Assigned task.
Each entry below has to be written out again exactly.
*** Opening of Data under study ***
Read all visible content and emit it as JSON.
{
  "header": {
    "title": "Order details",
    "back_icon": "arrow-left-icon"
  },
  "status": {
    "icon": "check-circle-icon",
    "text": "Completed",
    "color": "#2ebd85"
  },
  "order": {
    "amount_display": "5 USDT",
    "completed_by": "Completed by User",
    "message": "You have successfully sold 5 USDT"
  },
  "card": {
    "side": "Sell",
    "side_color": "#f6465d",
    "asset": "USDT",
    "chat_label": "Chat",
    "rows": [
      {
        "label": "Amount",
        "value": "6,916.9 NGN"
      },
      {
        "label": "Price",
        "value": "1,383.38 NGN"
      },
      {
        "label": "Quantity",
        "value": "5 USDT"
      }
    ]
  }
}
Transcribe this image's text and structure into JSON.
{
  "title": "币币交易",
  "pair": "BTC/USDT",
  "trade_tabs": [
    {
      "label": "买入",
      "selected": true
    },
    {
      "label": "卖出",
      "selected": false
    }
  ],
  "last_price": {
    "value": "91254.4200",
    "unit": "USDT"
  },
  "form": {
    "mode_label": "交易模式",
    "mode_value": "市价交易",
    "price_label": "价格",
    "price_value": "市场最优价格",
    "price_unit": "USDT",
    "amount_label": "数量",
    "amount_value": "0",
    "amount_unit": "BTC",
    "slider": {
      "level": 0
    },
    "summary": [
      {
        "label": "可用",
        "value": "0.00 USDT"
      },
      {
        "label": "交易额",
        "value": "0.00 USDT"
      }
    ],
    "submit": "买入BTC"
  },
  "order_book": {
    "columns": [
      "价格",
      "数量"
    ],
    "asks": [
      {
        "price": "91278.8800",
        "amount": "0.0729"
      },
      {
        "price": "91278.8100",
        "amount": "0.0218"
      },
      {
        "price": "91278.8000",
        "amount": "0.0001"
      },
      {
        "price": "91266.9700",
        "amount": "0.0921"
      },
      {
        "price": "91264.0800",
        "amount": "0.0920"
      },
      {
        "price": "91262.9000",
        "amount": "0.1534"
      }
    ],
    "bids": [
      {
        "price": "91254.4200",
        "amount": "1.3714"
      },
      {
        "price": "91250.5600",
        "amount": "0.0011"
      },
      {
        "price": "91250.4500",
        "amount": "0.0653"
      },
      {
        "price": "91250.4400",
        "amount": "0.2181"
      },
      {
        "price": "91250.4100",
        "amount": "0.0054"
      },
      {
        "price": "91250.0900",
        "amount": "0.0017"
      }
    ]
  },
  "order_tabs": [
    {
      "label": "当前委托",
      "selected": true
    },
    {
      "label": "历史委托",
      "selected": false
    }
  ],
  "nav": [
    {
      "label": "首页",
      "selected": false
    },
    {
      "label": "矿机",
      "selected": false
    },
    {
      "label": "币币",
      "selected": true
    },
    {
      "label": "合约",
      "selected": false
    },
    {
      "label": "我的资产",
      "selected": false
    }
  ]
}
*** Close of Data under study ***
Final answer.
Read all visible content and emit it as JSON.
{
  "header": {
    "title": "Order details",
    "back_icon": "arrow-left-icon"
  },
  "status": {
    "icon": "check-circle-icon",
    "text": "Completed",
    "color": "#2ebd85"
  },
  "order": {
    "amount_display": "5 USDT",
    "completed_by": "Completed by User",
    "message": "You have successfully sold 5 USDT"
  },
  "card": {
    "side": "Sell",
    "side_color": "#f6465d",
    "asset": "USDT",
    "chat_label": "Chat",
    "rows": [
      {
        "label": "Amount",
        "value": "6,916.9 NGN"
      },
      {
        "label": "Price",
        "value": "1,383.38 NGN"
      },
      {
        "label": "Quantity",
        "value": "5 USDT"
      }
    ]
  }
}
Transcribe this image's text and structure into JSON.
{
  "title": "币币交易",
  "pair": "BTC/USDT",
  "trade_tabs": [
    {
      "label": "买入",
      "selected": true
    },
    {
      "label": "卖出",
      "selected": false
    }
  ],
  "last_price": {
    "value": "91254.4200",
    "unit": "USDT"
  },
  "form": {
    "mode_label": "交易模式",
    "mode_value": "市价交易",
    "price_label": "价格",
    "price_value": "市场最优价格",
    "price_unit": "USDT",
    "amount_label": "数量",
    "amount_value": "0",
    "amount_unit": "BTC",
    "slider": {
      "level": 0
    },
    "summary": [
      {
        "label": "可用",
        "value": "0.00 USDT"
      },
      {
        "label": "交易额",
        "value": "0.00 USDT"
      }
    ],
    "submit": "买入BTC"
  },
  "order_book": {
    "columns": [
      "价格",
      "数量"
    ],
    "asks": [
      {
        "price": "91278.8800",
        "amount": "0.0729"
      },
      {
        "price": "91278.8100",
        "amount": "0.0218"
      },
      {
        "price": "91278.8000",
        "amount": "0.0001"
      },
      {
        "price": "91266.9700",
        "amount": "0.0921"
      },
      {
        "price": "91264.0800",
        "amount": "0.0920"
      },
      {
        "price": "91262.9000",
        "amount": "0.1534"
      }
    ],
    "bids": [
      {
        "price": "91254.4200",
        "amount": "1.3714"
      },
      {
        "price": "91250.5600",
        "amount": "0.0011"
      },
      {
        "price": "91250.4500",
        "amount": "0.0653"
      },
      {
        "price": "91250.4400",
        "amount": "0.2181"
      },
      {
        "price": "91250.4100",
        "amount": "0.0054"
      },
      {
        "price": "91250.0900",
        "amount": "0.0017"
      }
    ]
  },
  "order_tabs": [
    {
      "label": "当前委托",
      "selected": true
    },
    {
      "label": "历史委托",
      "selected": false
    }
  ],
  "nav": [
    {
      "label": "首页",
      "selected": false
    },
    {
      "label": "矿机",
      "selected": false
    },
    {
      "label": "币币",
      "selected": true
    },
    {
      "label": "合约",
      "selected": false
    },
    {
      "label": "我的资产",
      "selected": false
    }
  ]
}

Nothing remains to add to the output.